__What you need to do__
Which lines make up the answer? Those from the line with "Convert this screenshot" through the end of the data; reproduce them exactly.

__Data extract__
>>>>

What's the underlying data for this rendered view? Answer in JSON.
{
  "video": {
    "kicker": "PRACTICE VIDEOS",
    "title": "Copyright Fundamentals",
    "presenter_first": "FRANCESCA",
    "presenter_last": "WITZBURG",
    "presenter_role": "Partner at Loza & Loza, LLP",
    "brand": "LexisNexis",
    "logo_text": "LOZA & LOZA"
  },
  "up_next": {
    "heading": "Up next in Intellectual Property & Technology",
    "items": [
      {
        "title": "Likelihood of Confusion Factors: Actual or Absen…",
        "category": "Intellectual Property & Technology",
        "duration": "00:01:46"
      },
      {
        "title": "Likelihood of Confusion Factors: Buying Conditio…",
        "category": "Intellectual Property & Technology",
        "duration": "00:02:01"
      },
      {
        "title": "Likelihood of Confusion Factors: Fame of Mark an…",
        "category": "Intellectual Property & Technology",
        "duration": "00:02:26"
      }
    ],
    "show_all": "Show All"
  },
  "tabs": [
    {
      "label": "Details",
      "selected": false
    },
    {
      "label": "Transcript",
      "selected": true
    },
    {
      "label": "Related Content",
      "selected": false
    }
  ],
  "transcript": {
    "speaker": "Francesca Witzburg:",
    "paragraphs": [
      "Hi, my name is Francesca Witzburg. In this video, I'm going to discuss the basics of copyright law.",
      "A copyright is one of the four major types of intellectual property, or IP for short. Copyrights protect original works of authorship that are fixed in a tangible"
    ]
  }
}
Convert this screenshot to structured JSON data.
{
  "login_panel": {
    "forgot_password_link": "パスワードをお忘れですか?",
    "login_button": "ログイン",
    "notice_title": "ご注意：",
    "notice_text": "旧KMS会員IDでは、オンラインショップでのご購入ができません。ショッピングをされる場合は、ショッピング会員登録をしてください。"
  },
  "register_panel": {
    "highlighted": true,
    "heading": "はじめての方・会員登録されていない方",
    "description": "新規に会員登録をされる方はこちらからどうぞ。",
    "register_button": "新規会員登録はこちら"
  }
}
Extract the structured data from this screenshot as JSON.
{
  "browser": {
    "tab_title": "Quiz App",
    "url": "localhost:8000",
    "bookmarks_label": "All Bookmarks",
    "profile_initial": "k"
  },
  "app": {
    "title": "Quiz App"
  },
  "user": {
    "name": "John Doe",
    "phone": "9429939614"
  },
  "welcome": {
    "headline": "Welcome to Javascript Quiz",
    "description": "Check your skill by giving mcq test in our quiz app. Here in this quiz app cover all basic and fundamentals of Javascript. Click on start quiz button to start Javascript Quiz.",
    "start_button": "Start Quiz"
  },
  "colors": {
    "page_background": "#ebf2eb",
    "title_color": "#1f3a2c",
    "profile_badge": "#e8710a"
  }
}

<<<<

__Answer below__
Convert this screenshot to structured JSON data.
{
  "login_panel": {
    "forgot_password_link": "パスワードをお忘れですか?",
    "login_button": "ログイン",
    "notice_title": "ご注意：",
    "notice_text": "旧KMS会員IDでは、オンラインショップでのご購入ができません。ショッピングをされる場合は、ショッピング会員登録をしてください。"
  },
  "register_panel": {
    "highlighted": true,
    "heading": "はじめての方・会員登録されていない方",
    "description": "新規に会員登録をされる方はこちらからどうぞ。",
    "register_button": "新規会員登録はこちら"
  }
}
Extract the structured data from this screenshot as JSON.
{
  "browser": {
    "tab_title": "Quiz App",
    "url": "localhost:8000",
    "bookmarks_label": "All Bookmarks",
    "profile_initial": "k"
  },
  "app": {
    "title": "Quiz App"
  },
  "user": {
    "name": "John Doe",
    "phone": "9429939614"
  },
  "welcome": {
    "headline": "Welcome to Javascript Quiz",
    "description": "Check your skill by giving mcq test in our quiz app. Here in this quiz app cover all basic and fundamentals of Javascript. Click on start quiz button to start Javascript Quiz.",
    "start_button": "Start Quiz"
  },
  "colors": {
    "page_background": "#ebf2eb",
    "title_color": "#1f3a2c",
    "profile_badge": "#e8710a"
  }
}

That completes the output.